Schwann cell (SC) and olfactory ensheathing cell (OEC) transplantation has been shown experimentally to promote CNS axonal regeneration and remyelination. To advance this technique into a clinical setting it is important to be able to follow the fates of transplanted cells by noninvasive imaging. Previous studies, using complex modification processes to enable uptake of contrast agents, have shown that cells labeled in vitro with paramagnetic contrast agents transplanted into rodent CNS can be visualized using magnetic resonance imaging (MRI). Here we show that SCs and OECs efficiently internalize dextran-coated superparamagnetic iron oxide (SPIO) from the culture medium by fluid phase pinocytosis. After transplantation into focal areas of demyelination in adult rat spinal cord both transplanted SPIO-labeled SCs and OECs produce a signal reduction using T2-weighted MRI in anesthetized rats that persists for up to 4 weeks. Although signal reduction was discernable after transplantation of unlabelled cells, this is nevertheless distinguishable from that produced by transplanted labeled cells. The region of signal reduction in SPIO-labeled cell recipients correlates closely with areas of remyelination. Because the retention of functional integrity by labeled cells is paramount, we also show that SPIO-labeled SCs and OECs are able to myelinate normally after transplantation into focal areas of demyelination. These studies demonstrate the feasibility of noninvasive imaging of transplanted SCs and OECs and represent a significant step toward the clinical application of promising experimental approaches.

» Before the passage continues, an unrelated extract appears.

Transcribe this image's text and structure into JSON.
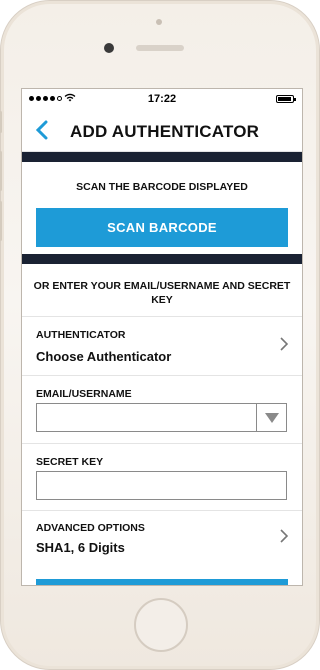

|Number of pages||12|
|Journal||Journal of Neuroscience|
|Publication status||Published - 3 Nov 2004|
- Magnetic resonance imaging
- Olfactory ensheathing cell
- Schwann cell